MATERIAL SHOWN section start

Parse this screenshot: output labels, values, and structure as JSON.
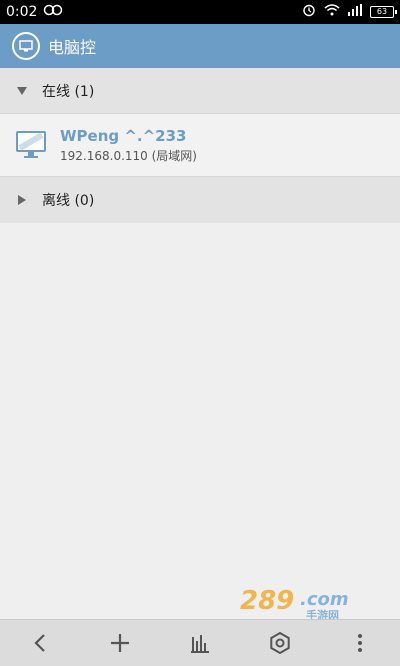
{
  "status_bar": {
    "time": "0:02",
    "battery": "63",
    "icons": [
      "infinity-icon",
      "alarm-icon",
      "wifi-icon",
      "signal-icon",
      "battery-icon"
    ]
  },
  "header": {
    "title": "电脑控",
    "icon": "monitor-circle-icon",
    "background": "#6b9dc7"
  },
  "groups": [
    {
      "label": "在线 (1)",
      "expanded": true,
      "devices": [
        {
          "name": "WPeng ^.^233",
          "address": "192.168.0.110 (局域网)",
          "icon": "monitor-icon"
        }
      ]
    },
    {
      "label": "离线 (0)",
      "expanded": false,
      "devices": []
    }
  ],
  "bottom_bar": {
    "items": [
      "back-icon",
      "add-icon",
      "chart-icon",
      "settings-icon",
      "more-icon"
    ]
  },
  "watermark": {
    "text": "289.com",
    "subtext": "手游网"
  },
  "colors": {
    "accent": "#6b9dc7",
    "group_bg": "#e3e3e3",
    "page_bg": "#efefef"
  }
}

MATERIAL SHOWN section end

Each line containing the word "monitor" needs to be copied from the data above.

    "icon": "monitor-circle-icon",
          "icon": "monitor-icon"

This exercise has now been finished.